Despite international efforts, the number of people killed or injured by landmines and other explosive hazards has risen following years of decline, the Security Council heard on Friday.
Alexander Zouev, UN Assistant Secretary-General for Rule of Law and Security Institutions, said the number of casualties has surpassed 8,500; citing information from the latest annual report by the International Campaign to Ban Landmines.
He said this “unfortunate trend” was the result of ongoing conflicts, as well as difficulty in accessing contaminated areas during active combat.
“That figure represents over twice as many victims as four years ago.
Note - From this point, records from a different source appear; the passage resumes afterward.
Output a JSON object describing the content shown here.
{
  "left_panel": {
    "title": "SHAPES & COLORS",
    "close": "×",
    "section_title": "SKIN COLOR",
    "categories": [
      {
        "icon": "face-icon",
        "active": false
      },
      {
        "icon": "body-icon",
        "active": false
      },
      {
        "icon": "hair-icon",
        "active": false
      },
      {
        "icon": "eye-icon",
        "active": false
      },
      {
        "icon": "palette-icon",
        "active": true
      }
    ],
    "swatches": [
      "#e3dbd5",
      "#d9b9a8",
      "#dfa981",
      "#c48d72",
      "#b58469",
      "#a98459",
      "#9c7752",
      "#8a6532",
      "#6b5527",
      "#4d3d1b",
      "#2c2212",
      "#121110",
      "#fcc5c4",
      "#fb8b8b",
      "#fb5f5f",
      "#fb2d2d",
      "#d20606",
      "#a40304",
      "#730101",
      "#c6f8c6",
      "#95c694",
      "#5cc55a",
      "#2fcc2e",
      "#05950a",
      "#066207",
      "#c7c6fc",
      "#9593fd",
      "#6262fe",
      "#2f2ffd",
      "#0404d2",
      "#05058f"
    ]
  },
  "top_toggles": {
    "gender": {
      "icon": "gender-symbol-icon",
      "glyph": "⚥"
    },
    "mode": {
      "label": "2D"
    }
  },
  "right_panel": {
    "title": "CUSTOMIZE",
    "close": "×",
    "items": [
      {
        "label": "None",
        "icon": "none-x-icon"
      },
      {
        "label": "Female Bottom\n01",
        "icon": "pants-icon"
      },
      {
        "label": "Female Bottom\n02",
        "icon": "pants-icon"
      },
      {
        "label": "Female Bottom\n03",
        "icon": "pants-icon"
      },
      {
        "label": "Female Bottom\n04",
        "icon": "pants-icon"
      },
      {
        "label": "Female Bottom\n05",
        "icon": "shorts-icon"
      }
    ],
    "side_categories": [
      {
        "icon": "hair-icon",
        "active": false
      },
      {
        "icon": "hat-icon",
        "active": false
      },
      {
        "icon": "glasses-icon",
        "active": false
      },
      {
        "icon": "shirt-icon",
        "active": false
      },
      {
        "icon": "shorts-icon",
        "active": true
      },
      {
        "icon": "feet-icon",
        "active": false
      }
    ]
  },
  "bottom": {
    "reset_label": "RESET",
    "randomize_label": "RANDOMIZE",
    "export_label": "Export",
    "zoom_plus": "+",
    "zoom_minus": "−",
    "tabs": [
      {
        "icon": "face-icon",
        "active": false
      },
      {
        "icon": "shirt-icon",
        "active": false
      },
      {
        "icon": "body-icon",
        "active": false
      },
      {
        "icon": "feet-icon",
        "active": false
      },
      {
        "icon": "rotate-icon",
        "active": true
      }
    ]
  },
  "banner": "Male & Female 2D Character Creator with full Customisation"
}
Over 2,000 of those victims were killed; nearly a quarter of them were children,” he said.
“Considering the difficulty of gathering data during active conflicts, it is likely that the actual number of casualties is much higher.”
The Council met to take stock of developments since the adoption last year of its first stand-alone resolution on mine action.
Considering the difficulty of gathering data during active conflicts, it is likely that the actual number of casualties is much higher - Alexander Zouev, UN Assistant Secretary-General
Resolution 2365, tabled by Bolivia, highlights the importance of including mine action in the early stage planning for peacekeeping operations and humanitarian response.
Sacha Sergio Llorenty Soliz, the country’s UN ambassador, listed how it can improve the lives of people in communities emerging from conflict.
“For example: the use of land for farming, the return of girls and boys to school, re-establishing water and electric supply, is only possible after an exhaustive clean-up,” he said.
As Mr. Zouev explained, mine action is vital not only for saving lives but as a precursor for peacebuilding, stabilization and sustainable development.
And with nearly 60 peacekeepers killed last year in incidents involving explosive devices, it is also critical to the safety of UN personnel on the ground.
“Moreover, mine action helps prevent explosive material from being harvested for use by armed groups,” he said.
“This makes mine action a vital element of the nexus between peace and security and development, and a cornerstone in preventing any relapse into future conflicts.”